A group of marshes in the Diyala valley between Baquba and Shahraban, c.75 km north-east of Baghdad. These include Haur Abu Abbas (33°50'N 44°45'E, a shallow freshwater lake, c.500-1,000 ha), Haur Shaikh Sayed (33°51'N 44°46'E, by 1972 a lake of only 10 ha, almost drained), Haur Al Ahmar (34°00'N 44°55'E, freshwater, c.600 ha), Haur Al Habara, Haur Abdul Warid, Haur Al Ugur (34°00'N 44°55'E) and a rain-flooded area near Shahraban (Al Miqdadiyah). At Haur Al Ahmar the flat shore is covered with dense reedbeds, and mudflats are exposed at low water; the area surrounding the southern shore area is fertile cultivation, with cotton, corn, date-palm groves and orchards, and the lake serves for irrigation of these.
The site is important for wintering waterbirds, e.g. 39,900 wildfowl were present in January 1968. Other wintering species include Circus aeruginosus (17), Remiz pendulinus (4, Haur Al Ahmar) and Corvus frugilegus (5,000, Haur Al Ahmar); Anthus spinoletta is common.
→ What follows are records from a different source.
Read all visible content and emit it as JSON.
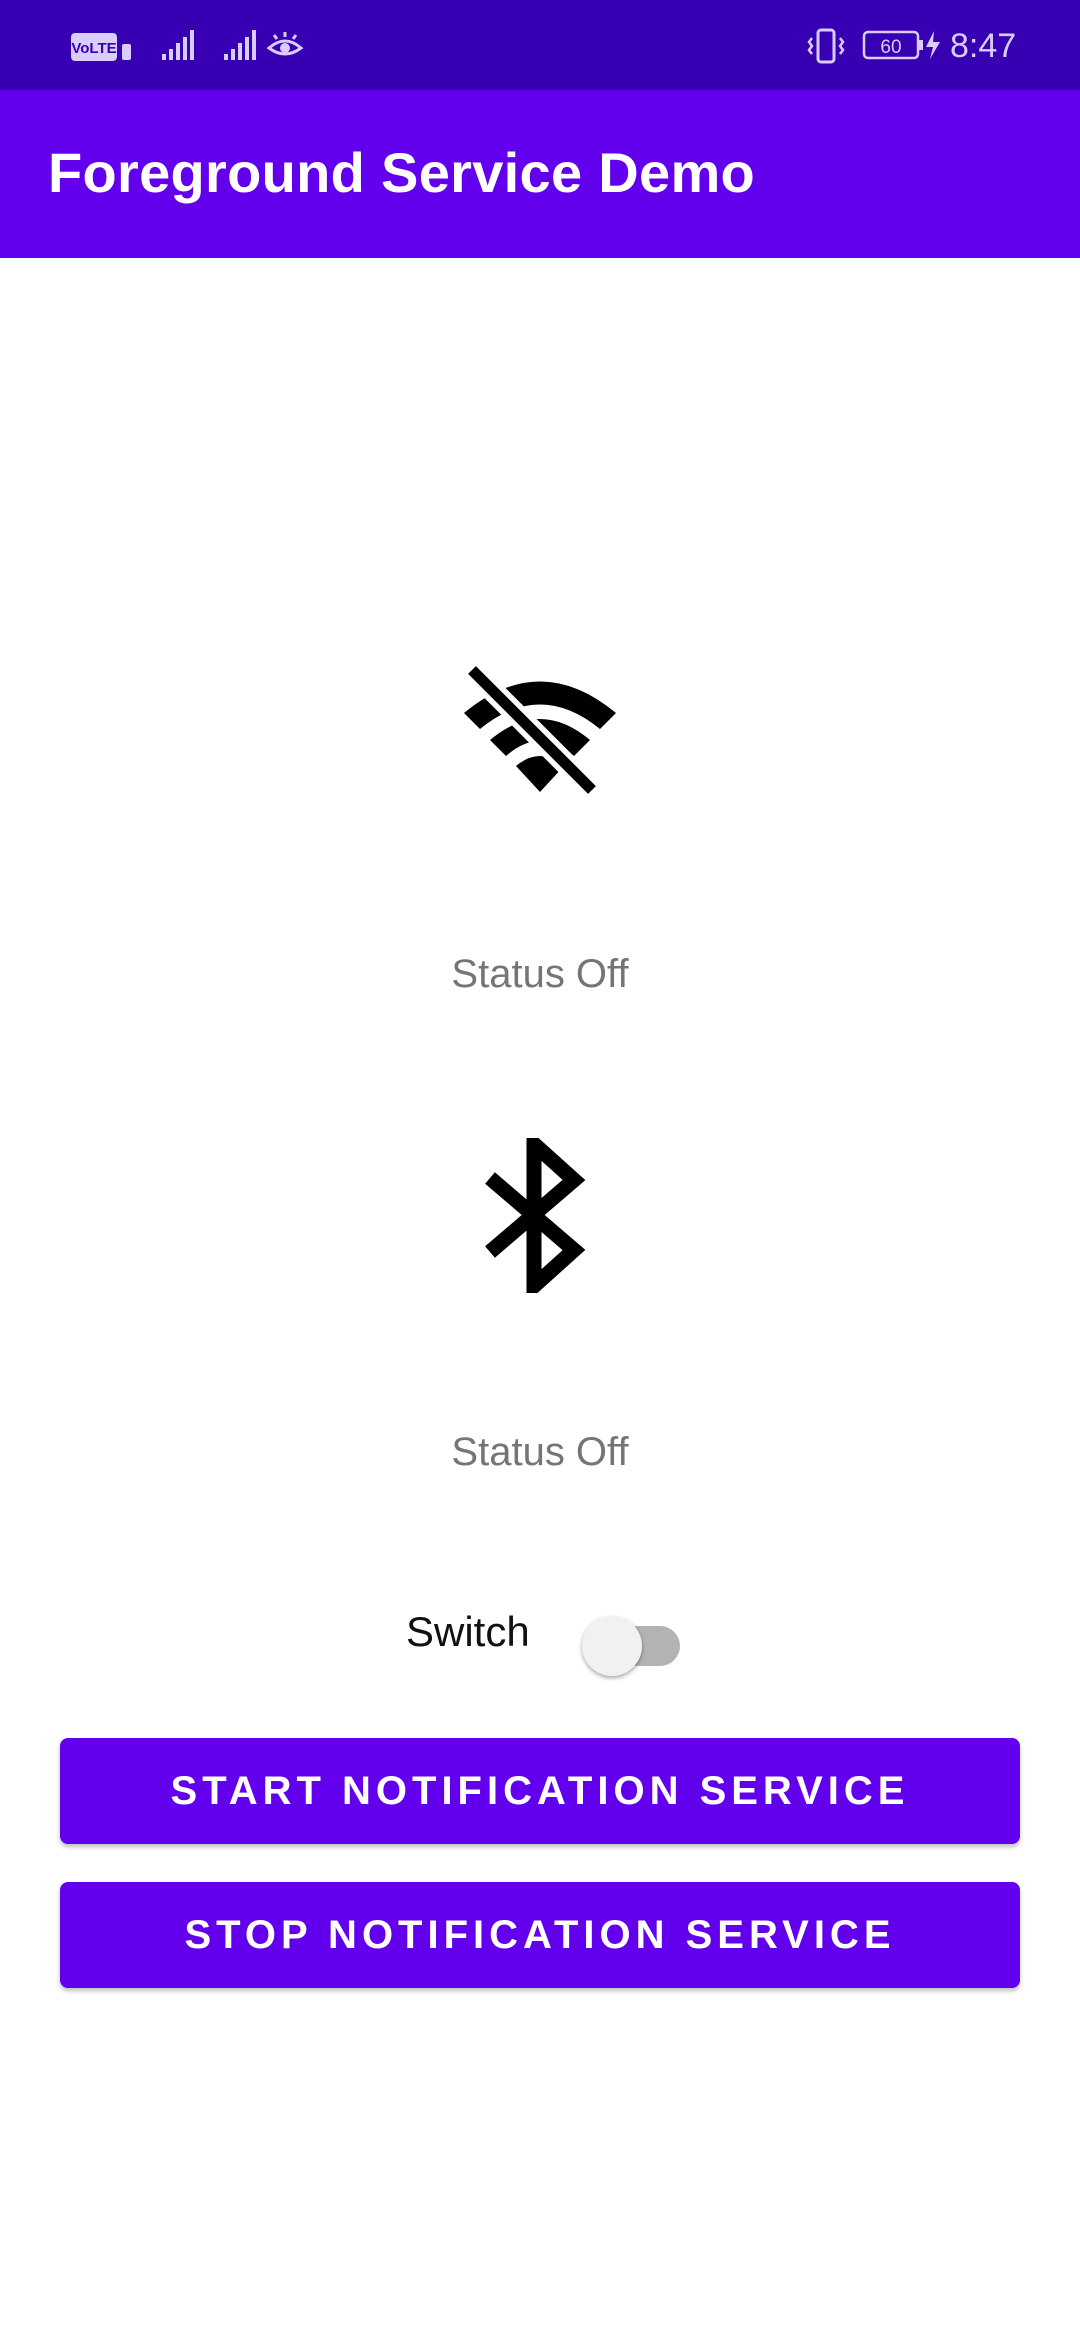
{
  "status_bar": {
    "time": "8:47",
    "battery_level": "60",
    "icons": [
      "volte-icon",
      "signal-icon",
      "signal-icon",
      "eye-icon",
      "vibrate-icon",
      "battery-icon",
      "charging-icon"
    ]
  },
  "app_bar": {
    "title": "Foreground Service Demo"
  },
  "wifi": {
    "icon": "wifi-off-icon",
    "status": "Status Off"
  },
  "bluetooth": {
    "icon": "bluetooth-icon",
    "status": "Status Off"
  },
  "switch": {
    "label": "Switch",
    "checked": false
  },
  "buttons": {
    "start_label": "START NOTIFICATION SERVICE",
    "stop_label": "STOP NOTIFICATION SERVICE"
  },
  "colors": {
    "status_bar": "#3700b3",
    "primary": "#6200ee",
    "status_text": "#757575"
  }
}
There is little information from other times of year, but Coracias garrulus has bred. The entire area was listed as a wetland of international importance by Carp (1980).
Non-bird biodiversity: No information available to BirdLife International.
Pressure/threats to key biodiversity
No conservation measures are known to have been taken. Hunting occurs, and commercial duck-netting is frequent. Haur Shaikh Sayed had been subject to drainage in 1972. There is no information on the (likely) current status of this site. No conservation measures are known to have been proposed.
BirdLife International (2020) Important Bird Areas factsheet: Baquba wetlands. Downloaded from
http://www.birdlife.org on 26/09/2020.